▶ Your assignment:
Among the lines of the listing below, count those with the string "YouTube". Give the number and no commentary.
══════════
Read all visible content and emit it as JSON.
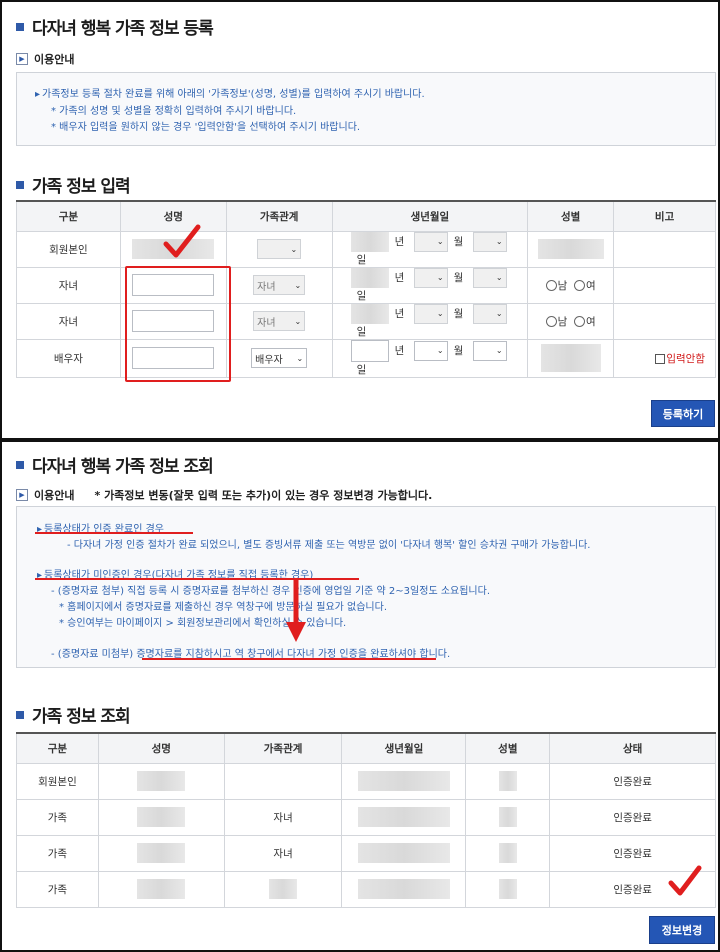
{
  "register": {
    "title": "다자녀 행복 가족 정보 등록",
    "guide_title": "이용안내",
    "guide_lines": [
      "가족정보 등록 절차 완료를 위해 아래의 '가족정보'(성명, 성별)를 입력하여 주시기 바랍니다.",
      "* 가족의 성명 및 성별을 정확히 입력하여 주시기 바랍니다.",
      "* 배우자 입력을 원하지 않는 경우 '입력안함'을 선택하여 주시기 바랍니다."
    ],
    "input_title": "가족 정보 입력",
    "columns": [
      "구분",
      "성명",
      "가족관계",
      "생년월일",
      "성별",
      "비고"
    ],
    "rows": [
      {
        "type": "회원본인",
        "relation": ""
      },
      {
        "type": "자녀",
        "relation": "자녀"
      },
      {
        "type": "자녀",
        "relation": "자녀"
      },
      {
        "type": "배우자",
        "relation": "배우자"
      }
    ],
    "unit_year": "년",
    "unit_month": "월",
    "unit_day": "일",
    "gender_male": "남",
    "gender_female": "여",
    "no_input_label": "입력안함",
    "submit_label": "등록하기"
  },
  "lookup": {
    "title": "다자녀 행복 가족 정보 조회",
    "guide_title": "이용안내",
    "guide_extra": "* 가족정보 변동(잘못 입력 또는 추가)이 있는 경우 정보변경 가능합니다.",
    "lines": [
      "등록상태가 인증 완료인 경우",
      "- 다자녀 가정 인증 절차가 완료 되었으니, 별도 증빙서류 제출 또는 역방문 없이 '다자녀 행복' 할인 승차권 구매가 가능합니다.",
      "등록상태가 미인증인 경우(다자녀 가족 정보를 직접 등록한 경우)",
      "- (증명자료 첨부) 직접 등록 시 증명자료를 첨부하신 경우 인증에 영업일 기준 약 2~3일정도 소요됩니다.",
      "* 홈페이지에서 증명자료를 제출하신 경우 역창구에 방문하실 필요가 없습니다.",
      "* 승인여부는 마이페이지 > 회원정보관리에서 확인하실 수 있습니다.",
      "- (증명자료 미첨부) 증명자료를 지참하시고 역 창구에서 다자녀 가정 인증을 완료하셔야 합니다."
    ],
    "table_title": "가족 정보 조회",
    "columns": [
      "구분",
      "성명",
      "가족관계",
      "생년월일",
      "성별",
      "상태"
    ],
    "rows": [
      {
        "type": "회원본인",
        "relation": "",
        "status": "인증완료"
      },
      {
        "type": "가족",
        "relation": "자녀",
        "status": "인증완료"
      },
      {
        "type": "가족",
        "relation": "자녀",
        "status": "인증완료"
      },
      {
        "type": "가족",
        "relation": "",
        "status": "인증완료"
      }
    ],
    "change_label": "정보변경"
  },
  "colors": {
    "accent_blue": "#2456b5",
    "annotation_red": "#e01e1e",
    "guide_text_blue": "#2f63b0"
  }
}
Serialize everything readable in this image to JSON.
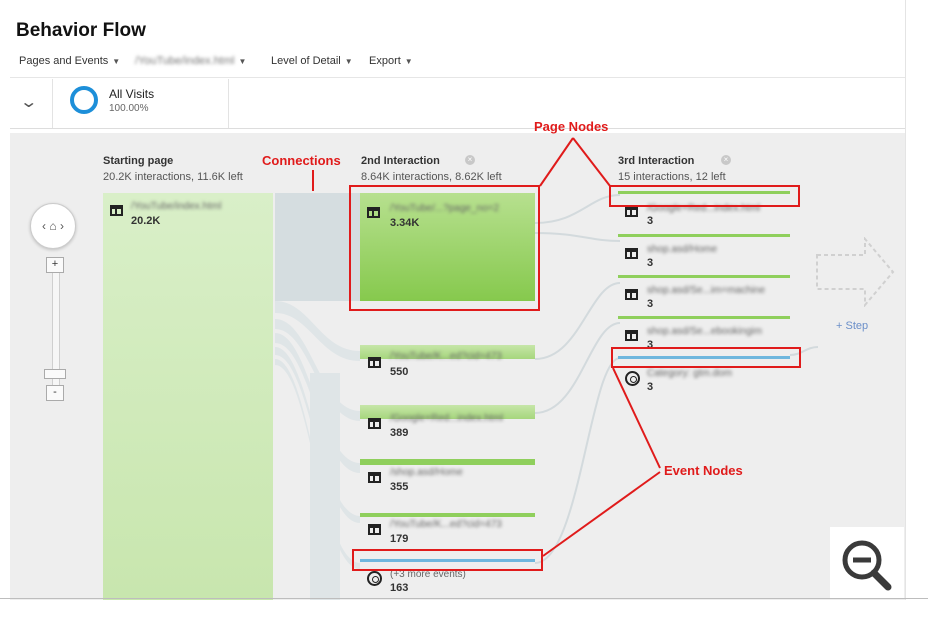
{
  "page": {
    "title": "Behavior Flow"
  },
  "toolbar": {
    "items": [
      {
        "label": "Pages and Events"
      },
      {
        "label": "/YouTube/index.html"
      },
      {
        "label": "Level of Detail"
      },
      {
        "label": "Export"
      }
    ]
  },
  "segment": {
    "name": "All Visits",
    "percent": "100.00%"
  },
  "columns": [
    {
      "title": "Starting page",
      "stats": "20.2K interactions, 11.6K left"
    },
    {
      "title": "2nd Interaction",
      "stats": "8.64K interactions, 8.62K left"
    },
    {
      "title": "3rd Interaction",
      "stats": "15 interactions, 12 left"
    }
  ],
  "starting_node": {
    "label": "/YouTube/index.html",
    "value": "20.2K"
  },
  "second_nodes": [
    {
      "label": "/YouTube/...?page_no=2",
      "value": "3.34K"
    },
    {
      "label": "/YouTube/K...ed?cid=473",
      "value": "550"
    },
    {
      "label": "/Google+Red...index.html",
      "value": "389"
    },
    {
      "label": "/shop.asd/Home",
      "value": "355"
    },
    {
      "label": "/YouTube/K...ed?cid=473",
      "value": "179"
    },
    {
      "label": "(+3 more events)",
      "value": "163"
    }
  ],
  "third_nodes": [
    {
      "label": "/Google+Red...index.html",
      "value": "3"
    },
    {
      "label": "shop.asd/Home",
      "value": "3"
    },
    {
      "label": "shop.asd/Se...im=machine",
      "value": "3"
    },
    {
      "label": "shop.asd/Se...ebookingim",
      "value": "3"
    },
    {
      "label": "Category: gtm.dom",
      "value": "3"
    }
  ],
  "add_step": "+ Step",
  "annotations": {
    "page_nodes": "Page Nodes",
    "connections": "Connections",
    "event_nodes": "Event Nodes"
  },
  "colors": {
    "annotation_red": "#e01b1b",
    "node_green": "#8fcf5c",
    "event_blue": "#6fb7de",
    "segment_ring": "#1d8fd9"
  },
  "icons": {
    "collapse": "chevron-down-icon",
    "home": "home-icon",
    "page": "page-node-icon",
    "event": "event-node-icon",
    "zoom_out": "magnifier-minus-icon"
  }
}
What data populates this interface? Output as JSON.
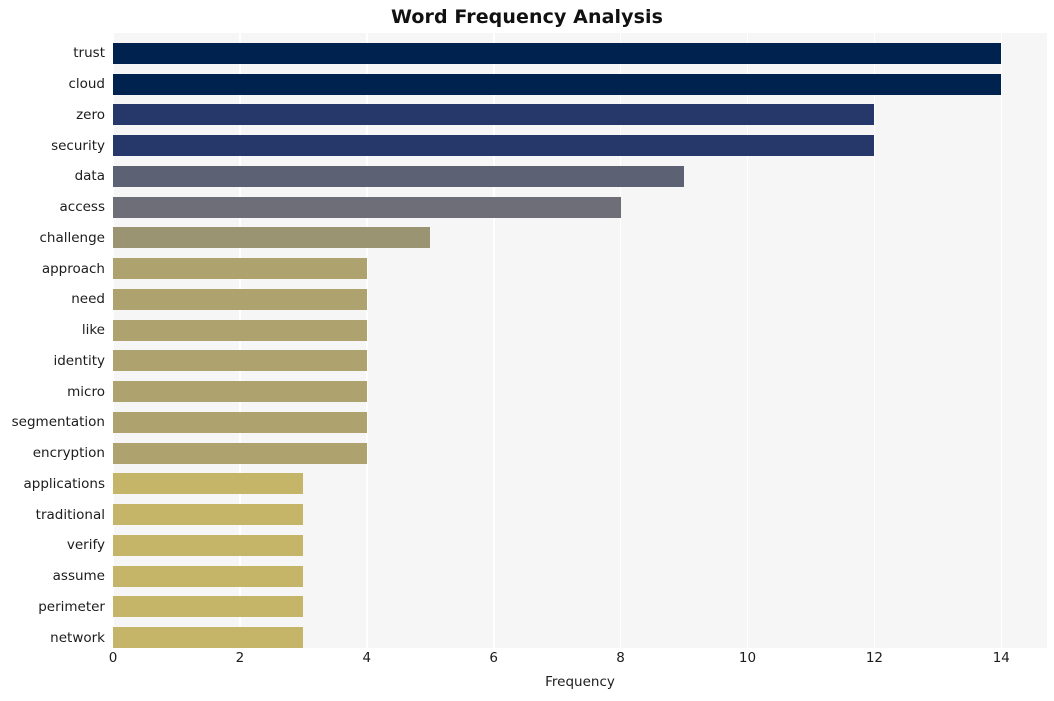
{
  "chart_data": {
    "type": "bar",
    "orientation": "horizontal",
    "title": "Word Frequency Analysis",
    "xlabel": "Frequency",
    "ylabel": "",
    "categories": [
      "trust",
      "cloud",
      "zero",
      "security",
      "data",
      "access",
      "challenge",
      "approach",
      "need",
      "like",
      "identity",
      "micro",
      "segmentation",
      "encryption",
      "applications",
      "traditional",
      "verify",
      "assume",
      "perimeter",
      "network"
    ],
    "values": [
      14,
      14,
      12,
      12,
      9,
      8,
      5,
      4,
      4,
      4,
      4,
      4,
      4,
      4,
      3,
      3,
      3,
      3,
      3,
      3
    ],
    "bar_colors": [
      "#00224e",
      "#00224e",
      "#26376a",
      "#26376a",
      "#5d6174",
      "#6d6e77",
      "#9b9473",
      "#aea26e",
      "#aea26e",
      "#aea26e",
      "#aea26e",
      "#aea26e",
      "#aea26e",
      "#aea26e",
      "#c4b569",
      "#c4b569",
      "#c4b569",
      "#c4b569",
      "#c4b569",
      "#c4b569"
    ],
    "xticks": [
      0,
      2,
      4,
      6,
      8,
      10,
      12,
      14
    ],
    "xtick_labels": [
      "0",
      "2",
      "4",
      "6",
      "8",
      "10",
      "12",
      "14"
    ],
    "xlim": [
      0,
      14.72
    ],
    "grid": true,
    "grid_axis": "x",
    "legend": "none",
    "plot_background": "#f6f6f7",
    "figure_background": "#ffffff",
    "gridline_color": "#ffffff",
    "text_color": "#1c1c1c"
  }
}
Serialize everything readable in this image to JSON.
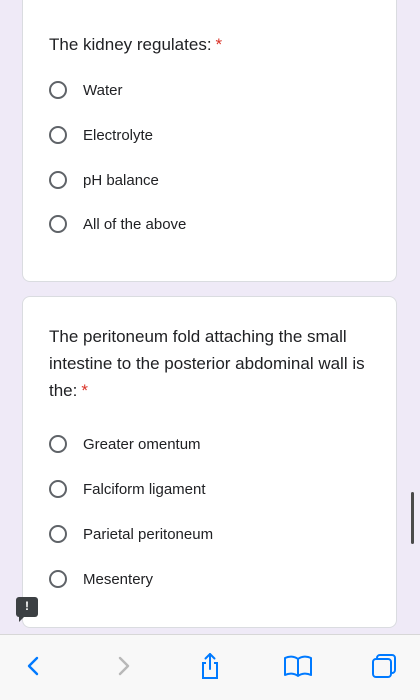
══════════
▶ Answer section:
5